(Entries from a dataset of interfaces)
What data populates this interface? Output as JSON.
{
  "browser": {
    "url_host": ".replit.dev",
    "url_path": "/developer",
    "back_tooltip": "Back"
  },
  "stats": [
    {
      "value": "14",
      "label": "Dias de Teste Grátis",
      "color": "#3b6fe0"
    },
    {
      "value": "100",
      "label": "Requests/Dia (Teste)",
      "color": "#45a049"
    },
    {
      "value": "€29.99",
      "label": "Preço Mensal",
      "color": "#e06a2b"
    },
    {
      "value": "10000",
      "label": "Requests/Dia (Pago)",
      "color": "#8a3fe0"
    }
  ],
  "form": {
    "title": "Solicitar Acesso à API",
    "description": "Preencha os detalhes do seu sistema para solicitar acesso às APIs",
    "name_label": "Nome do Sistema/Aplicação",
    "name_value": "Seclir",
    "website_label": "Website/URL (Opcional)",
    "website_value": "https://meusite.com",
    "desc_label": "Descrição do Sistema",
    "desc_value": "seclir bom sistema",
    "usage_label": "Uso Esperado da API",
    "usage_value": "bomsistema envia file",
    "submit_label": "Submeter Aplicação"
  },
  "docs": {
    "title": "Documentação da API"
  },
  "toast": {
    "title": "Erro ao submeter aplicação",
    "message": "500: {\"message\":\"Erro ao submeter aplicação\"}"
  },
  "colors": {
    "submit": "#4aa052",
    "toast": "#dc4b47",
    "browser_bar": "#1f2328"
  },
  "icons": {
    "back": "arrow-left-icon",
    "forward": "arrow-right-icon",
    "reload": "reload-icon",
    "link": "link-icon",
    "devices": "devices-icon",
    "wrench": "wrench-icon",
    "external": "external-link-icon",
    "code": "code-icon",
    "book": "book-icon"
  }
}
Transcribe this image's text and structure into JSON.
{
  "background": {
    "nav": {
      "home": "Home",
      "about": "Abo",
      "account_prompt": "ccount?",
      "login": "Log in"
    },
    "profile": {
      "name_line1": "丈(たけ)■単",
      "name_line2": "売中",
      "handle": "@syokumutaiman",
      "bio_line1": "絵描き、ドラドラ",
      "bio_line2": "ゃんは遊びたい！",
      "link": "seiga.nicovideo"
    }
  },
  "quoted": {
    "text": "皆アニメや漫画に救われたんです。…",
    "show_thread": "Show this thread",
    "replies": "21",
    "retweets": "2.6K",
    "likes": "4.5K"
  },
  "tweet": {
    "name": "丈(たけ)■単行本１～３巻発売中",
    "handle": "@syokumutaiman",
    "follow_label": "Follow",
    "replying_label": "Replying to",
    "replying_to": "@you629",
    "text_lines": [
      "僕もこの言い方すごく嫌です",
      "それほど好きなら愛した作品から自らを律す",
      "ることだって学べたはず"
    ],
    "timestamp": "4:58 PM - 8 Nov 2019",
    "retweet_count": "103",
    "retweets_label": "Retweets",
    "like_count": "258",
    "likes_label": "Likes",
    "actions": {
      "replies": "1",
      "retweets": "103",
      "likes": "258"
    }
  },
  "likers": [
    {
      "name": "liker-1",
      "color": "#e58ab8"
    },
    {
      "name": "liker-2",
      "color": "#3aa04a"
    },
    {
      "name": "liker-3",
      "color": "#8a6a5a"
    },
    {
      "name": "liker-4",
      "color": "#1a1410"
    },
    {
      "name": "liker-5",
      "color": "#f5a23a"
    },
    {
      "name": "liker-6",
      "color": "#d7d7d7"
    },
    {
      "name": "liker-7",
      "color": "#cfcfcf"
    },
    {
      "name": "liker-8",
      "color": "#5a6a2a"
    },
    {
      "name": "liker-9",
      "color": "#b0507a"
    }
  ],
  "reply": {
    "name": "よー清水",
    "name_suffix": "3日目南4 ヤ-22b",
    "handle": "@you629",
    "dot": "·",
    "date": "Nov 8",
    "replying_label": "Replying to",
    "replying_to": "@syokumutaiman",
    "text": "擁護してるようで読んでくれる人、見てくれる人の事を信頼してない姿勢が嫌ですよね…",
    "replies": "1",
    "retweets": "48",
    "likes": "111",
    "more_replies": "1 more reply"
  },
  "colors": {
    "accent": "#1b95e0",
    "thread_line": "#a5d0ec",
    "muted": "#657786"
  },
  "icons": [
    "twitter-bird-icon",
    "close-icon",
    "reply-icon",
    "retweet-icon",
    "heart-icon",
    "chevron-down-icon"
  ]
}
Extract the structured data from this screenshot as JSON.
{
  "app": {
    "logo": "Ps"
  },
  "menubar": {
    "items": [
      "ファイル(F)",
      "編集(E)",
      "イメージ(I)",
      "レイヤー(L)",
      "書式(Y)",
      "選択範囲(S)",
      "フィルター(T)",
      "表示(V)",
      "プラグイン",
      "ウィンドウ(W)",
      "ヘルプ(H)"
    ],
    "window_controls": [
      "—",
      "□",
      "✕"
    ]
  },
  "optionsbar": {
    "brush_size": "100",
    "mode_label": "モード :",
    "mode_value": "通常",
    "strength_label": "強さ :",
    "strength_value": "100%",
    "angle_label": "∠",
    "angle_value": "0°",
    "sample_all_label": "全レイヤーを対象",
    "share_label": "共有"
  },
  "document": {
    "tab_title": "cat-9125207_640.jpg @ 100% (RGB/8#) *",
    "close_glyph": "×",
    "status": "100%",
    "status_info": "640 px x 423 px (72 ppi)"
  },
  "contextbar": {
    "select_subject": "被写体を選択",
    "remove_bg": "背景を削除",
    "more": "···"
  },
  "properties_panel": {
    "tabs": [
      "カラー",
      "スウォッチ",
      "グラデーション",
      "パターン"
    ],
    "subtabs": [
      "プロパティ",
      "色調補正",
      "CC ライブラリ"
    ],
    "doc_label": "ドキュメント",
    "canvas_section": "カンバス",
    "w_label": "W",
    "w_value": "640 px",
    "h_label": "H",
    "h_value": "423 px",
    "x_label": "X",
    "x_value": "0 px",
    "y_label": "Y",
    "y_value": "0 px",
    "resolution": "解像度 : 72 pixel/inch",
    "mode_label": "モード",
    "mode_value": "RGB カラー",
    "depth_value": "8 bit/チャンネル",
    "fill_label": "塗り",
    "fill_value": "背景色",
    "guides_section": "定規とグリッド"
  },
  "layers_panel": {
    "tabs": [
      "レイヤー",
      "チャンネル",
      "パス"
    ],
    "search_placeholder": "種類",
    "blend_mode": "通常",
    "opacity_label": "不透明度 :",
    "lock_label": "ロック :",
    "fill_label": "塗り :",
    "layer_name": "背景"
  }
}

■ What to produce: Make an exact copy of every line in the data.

■ Solution to this exercise:
What data populates this interface? Output as JSON.
{
  "browser": {
    "url_host": ".replit.dev",
    "url_path": "/developer",
    "back_tooltip": "Back"
  },
  "stats": [
    {
      "value": "14",
      "label": "Dias de Teste Grátis",
      "color": "#3b6fe0"
    },
    {
      "value": "100",
      "label": "Requests/Dia (Teste)",
      "color": "#45a049"
    },
    {
      "value": "€29.99",
      "label": "Preço Mensal",
      "color": "#e06a2b"
    },
    {
      "value": "10000",
      "label": "Requests/Dia (Pago)",
      "color": "#8a3fe0"
    }
  ],
  "form": {
    "title": "Solicitar Acesso à API",
    "description": "Preencha os detalhes do seu sistema para solicitar acesso às APIs",
    "name_label": "Nome do Sistema/Aplicação",
    "name_value": "Seclir",
    "website_label": "Website/URL (Opcional)",
    "website_value": "https://meusite.com",
    "desc_label": "Descrição do Sistema",
    "desc_value": "seclir bom sistema",
    "usage_label": "Uso Esperado da API",
    "usage_value": "bomsistema envia file",
    "submit_label": "Submeter Aplicação"
  },
  "docs": {
    "title": "Documentação da API"
  },
  "toast": {
    "title": "Erro ao submeter aplicação",
    "message": "500: {\"message\":\"Erro ao submeter aplicação\"}"
  },
  "colors": {
    "submit": "#4aa052",
    "toast": "#dc4b47",
    "browser_bar": "#1f2328"
  },
  "icons": {
    "back": "arrow-left-icon",
    "forward": "arrow-right-icon",
    "reload": "reload-icon",
    "link": "link-icon",
    "devices": "devices-icon",
    "wrench": "wrench-icon",
    "external": "external-link-icon",
    "code": "code-icon",
    "book": "book-icon"
  }
}
Transcribe this image's text and structure into JSON.
{
  "background": {
    "nav": {
      "home": "Home",
      "about": "Abo",
      "account_prompt": "ccount?",
      "login": "Log in"
    },
    "profile": {
      "name_line1": "丈(たけ)■単",
      "name_line2": "売中",
      "handle": "@syokumutaiman",
      "bio_line1": "絵描き、ドラドラ",
      "bio_line2": "ゃんは遊びたい！",
      "link": "seiga.nicovideo"
    }
  },
  "quoted": {
    "text": "皆アニメや漫画に救われたんです。…",
    "show_thread": "Show this thread",
    "replies": "21",
    "retweets": "2.6K",
    "likes": "4.5K"
  },
  "tweet": {
    "name": "丈(たけ)■単行本１～３巻発売中",
    "handle": "@syokumutaiman",
    "follow_label": "Follow",
    "replying_label": "Replying to",
    "replying_to": "@you629",
    "text_lines": [
      "僕もこの言い方すごく嫌です",
      "それほど好きなら愛した作品から自らを律す",
      "ることだって学べたはず"
    ],
    "timestamp": "4:58 PM - 8 Nov 2019",
    "retweet_count": "103",
    "retweets_label": "Retweets",
    "like_count": "258",
    "likes_label": "Likes",
    "actions": {
      "replies": "1",
      "retweets": "103",
      "likes": "258"
    }
  },
  "likers": [
    {
      "name": "liker-1",
      "color": "#e58ab8"
    },
    {
      "name": "liker-2",
      "color": "#3aa04a"
    },
    {
      "name": "liker-3",
      "color": "#8a6a5a"
    },
    {
      "name": "liker-4",
      "color": "#1a1410"
    },
    {
      "name": "liker-5",
      "color": "#f5a23a"
    },
    {
      "name": "liker-6",
      "color": "#d7d7d7"
    },
    {
      "name": "liker-7",
      "color": "#cfcfcf"
    },
    {
      "name": "liker-8",
      "color": "#5a6a2a"
    },
    {
      "name": "liker-9",
      "color": "#b0507a"
    }
  ],
  "reply": {
    "name": "よー清水",
    "name_suffix": "3日目南4 ヤ-22b",
    "handle": "@you629",
    "dot": "·",
    "date": "Nov 8",
    "replying_label": "Replying to",
    "replying_to": "@syokumutaiman",
    "text": "擁護してるようで読んでくれる人、見てくれる人の事を信頼してない姿勢が嫌ですよね…",
    "replies": "1",
    "retweets": "48",
    "likes": "111",
    "more_replies": "1 more reply"
  },
  "colors": {
    "accent": "#1b95e0",
    "thread_line": "#a5d0ec",
    "muted": "#657786"
  },
  "icons": [
    "twitter-bird-icon",
    "close-icon",
    "reply-icon",
    "retweet-icon",
    "heart-icon",
    "chevron-down-icon"
  ]
}
Extract the structured data from this screenshot as JSON.
{
  "app": {
    "logo": "Ps"
  },
  "menubar": {
    "items": [
      "ファイル(F)",
      "編集(E)",
      "イメージ(I)",
      "レイヤー(L)",
      "書式(Y)",
      "選択範囲(S)",
      "フィルター(T)",
      "表示(V)",
      "プラグイン",
      "ウィンドウ(W)",
      "ヘルプ(H)"
    ],
    "window_controls": [
      "—",
      "□",
      "✕"
    ]
  },
  "optionsbar": {
    "brush_size": "100",
    "mode_label": "モード :",
    "mode_value": "通常",
    "strength_label": "強さ :",
    "strength_value": "100%",
    "angle_label": "∠",
    "angle_value": "0°",
    "sample_all_label": "全レイヤーを対象",
    "share_label": "共有"
  },
  "document": {
    "tab_title": "cat-9125207_640.jpg @ 100% (RGB/8#) *",
    "close_glyph": "×",
    "status": "100%",
    "status_info": "640 px x 423 px (72 ppi)"
  },
  "contextbar": {
    "select_subject": "被写体を選択",
    "remove_bg": "背景を削除",
    "more": "···"
  },
  "properties_panel": {
    "tabs": [
      "カラー",
      "スウォッチ",
      "グラデーション",
      "パターン"
    ],
    "subtabs": [
      "プロパティ",
      "色調補正",
      "CC ライブラリ"
    ],
    "doc_label": "ドキュメント",
    "canvas_section": "カンバス",
    "w_label": "W",
    "w_value": "640 px",
    "h_label": "H",
    "h_value": "423 px",
    "x_label": "X",
    "x_value": "0 px",
    "y_label": "Y",
    "y_value": "0 px",
    "resolution": "解像度 : 72 pixel/inch",
    "mode_label": "モード",
    "mode_value": "RGB カラー",
    "depth_value": "8 bit/チャンネル",
    "fill_label": "塗り",
    "fill_value": "背景色",
    "guides_section": "定規とグリッド"
  },
  "layers_panel": {
    "tabs": [
      "レイヤー",
      "チャンネル",
      "パス"
    ],
    "search_placeholder": "種類",
    "blend_mode": "通常",
    "opacity_label": "不透明度 :",
    "lock_label": "ロック :",
    "fill_label": "塗り :",
    "layer_name": "背景"
  }
}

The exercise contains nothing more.